“I looked into it and the first one that popped up was the No. 1 passing offense in California, so I thought I’d shoot them a quick email,” said Townson with a laugh. “It was kind of out of the blue, but I was fortunate there.”

The Golden West coaching staff told Townson he fit their offense perfectly because he had been running the read option offense for the past three years. The Rattles have sent quarterbacks to Division I programs in each of the past three years.

“He said the competition there is good and I’d definitely have to work for a starting spot, but he said as long as I do as good as I can, I shouldn’t have any trouble,” said Townson.

Although JUCOs can red-shirt and that is a possibility if his knee isn’t ready, Townson said he was cleared to play by doctors on Monday and he expects to be ready.

Townson’s junior season saw him amass some impressive numbers and put him in position to be the key to the 2014 season.

He threw for 2,252 yards and 25 touchdowns while running for 391 yards and seven more scores. His total offense was 2,643 yards and he accounted for 32 touchdowns.

He threw just five interceptions.

Former Pointers’ head coach Rick Marcello said Townson has the right tools to run the spread option offense employed by the Rattlers.

“Gage has the foundation to be a very good quarterback,” said Marcello. “When we first got here, I told him we wanted to do the spread. He said he was more than willing and capable. I said, ‘you have no idea what you’re about to do. We have to work on your throwing motion and everything.’

“He adapted quickly. He’s such a good athlete. In my opinion, I told him all along, when you go to college you may want to be a quarterback and you could be a very good one, but don’t rule out playing any other position because he’s that good on the field. He can be a wide receiver, he can be a quarterback, he can be a defensive back, safety, anything he really wants to be.”

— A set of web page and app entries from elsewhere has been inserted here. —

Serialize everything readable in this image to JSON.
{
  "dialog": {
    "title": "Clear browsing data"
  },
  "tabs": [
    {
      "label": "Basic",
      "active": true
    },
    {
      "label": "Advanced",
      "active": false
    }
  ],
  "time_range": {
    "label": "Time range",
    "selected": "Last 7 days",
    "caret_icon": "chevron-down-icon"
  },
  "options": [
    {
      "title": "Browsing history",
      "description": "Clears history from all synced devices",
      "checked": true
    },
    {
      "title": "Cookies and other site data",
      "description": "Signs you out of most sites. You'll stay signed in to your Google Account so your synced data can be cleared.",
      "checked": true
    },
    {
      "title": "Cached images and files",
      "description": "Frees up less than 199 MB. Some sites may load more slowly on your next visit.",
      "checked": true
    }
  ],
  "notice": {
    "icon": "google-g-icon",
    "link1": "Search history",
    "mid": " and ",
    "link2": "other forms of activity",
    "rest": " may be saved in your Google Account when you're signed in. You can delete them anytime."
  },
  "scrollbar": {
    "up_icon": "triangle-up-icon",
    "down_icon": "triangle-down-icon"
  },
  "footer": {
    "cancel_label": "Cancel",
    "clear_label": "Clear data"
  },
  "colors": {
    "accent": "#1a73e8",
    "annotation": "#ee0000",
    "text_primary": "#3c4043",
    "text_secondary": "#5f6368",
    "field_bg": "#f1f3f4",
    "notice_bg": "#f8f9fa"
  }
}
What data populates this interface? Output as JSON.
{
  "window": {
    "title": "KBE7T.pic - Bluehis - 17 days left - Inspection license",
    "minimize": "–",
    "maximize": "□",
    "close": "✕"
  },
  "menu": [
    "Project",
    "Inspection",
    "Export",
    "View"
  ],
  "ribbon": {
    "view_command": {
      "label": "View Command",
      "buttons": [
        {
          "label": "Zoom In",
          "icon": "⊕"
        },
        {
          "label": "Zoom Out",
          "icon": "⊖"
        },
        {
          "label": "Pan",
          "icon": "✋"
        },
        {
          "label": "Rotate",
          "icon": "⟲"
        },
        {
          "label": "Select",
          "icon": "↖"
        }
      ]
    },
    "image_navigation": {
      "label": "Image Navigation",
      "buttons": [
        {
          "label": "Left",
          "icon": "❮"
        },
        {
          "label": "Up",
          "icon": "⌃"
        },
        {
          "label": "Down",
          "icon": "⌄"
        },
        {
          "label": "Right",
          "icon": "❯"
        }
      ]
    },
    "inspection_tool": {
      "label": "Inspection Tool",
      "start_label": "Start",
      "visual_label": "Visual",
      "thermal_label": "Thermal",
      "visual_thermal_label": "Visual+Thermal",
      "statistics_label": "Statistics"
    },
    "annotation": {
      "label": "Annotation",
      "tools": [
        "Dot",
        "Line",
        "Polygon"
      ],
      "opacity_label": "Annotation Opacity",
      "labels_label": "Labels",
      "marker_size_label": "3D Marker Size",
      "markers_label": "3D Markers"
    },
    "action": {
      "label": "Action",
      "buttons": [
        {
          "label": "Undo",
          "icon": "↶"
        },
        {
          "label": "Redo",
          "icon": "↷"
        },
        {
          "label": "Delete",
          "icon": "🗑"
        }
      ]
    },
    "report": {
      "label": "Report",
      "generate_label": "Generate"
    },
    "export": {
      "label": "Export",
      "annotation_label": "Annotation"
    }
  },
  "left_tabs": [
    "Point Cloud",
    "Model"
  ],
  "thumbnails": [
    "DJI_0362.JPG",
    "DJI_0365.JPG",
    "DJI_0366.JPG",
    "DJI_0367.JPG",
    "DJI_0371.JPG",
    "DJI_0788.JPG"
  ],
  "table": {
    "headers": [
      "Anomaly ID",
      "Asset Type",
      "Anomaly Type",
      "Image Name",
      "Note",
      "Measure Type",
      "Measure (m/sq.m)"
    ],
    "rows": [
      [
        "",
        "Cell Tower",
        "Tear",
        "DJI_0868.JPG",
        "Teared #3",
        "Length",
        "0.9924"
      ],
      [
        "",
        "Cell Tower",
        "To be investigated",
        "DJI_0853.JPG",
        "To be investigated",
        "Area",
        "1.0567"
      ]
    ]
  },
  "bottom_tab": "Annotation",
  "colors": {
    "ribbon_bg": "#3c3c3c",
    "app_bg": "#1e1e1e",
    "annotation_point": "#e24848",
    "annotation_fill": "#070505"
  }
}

Townson said prior to his injury that a lot of schools talked to him about playing defensive back so he wouldn’t rule out anything.

“If I’m on the field, I’m happy,” said Townson. “It doesn’t matter where I’m at. I love the quarterback position because I like having the ball and control of the game. But I love contact. I love defense. Defense is my favorite thing.”

Townson’s injury forced the Pointers to revamp their offense just before the season began and they struggled to go a 2-8 record.

Marcello was happy that Townson was getting a chance to play at the collegiate level.

“(Gage) has worked so hard. He started as a freshman really before he should have. He never played with fear. He had the confidence that you would want your starting quarterback to have, but at the same time always willing to learn which made him a dream for a coach,” said Marcello.

“This had been a day he’s been waiting for I know for a long period of time and I’m just glad to see him get it and he’s certainly deserving of it.”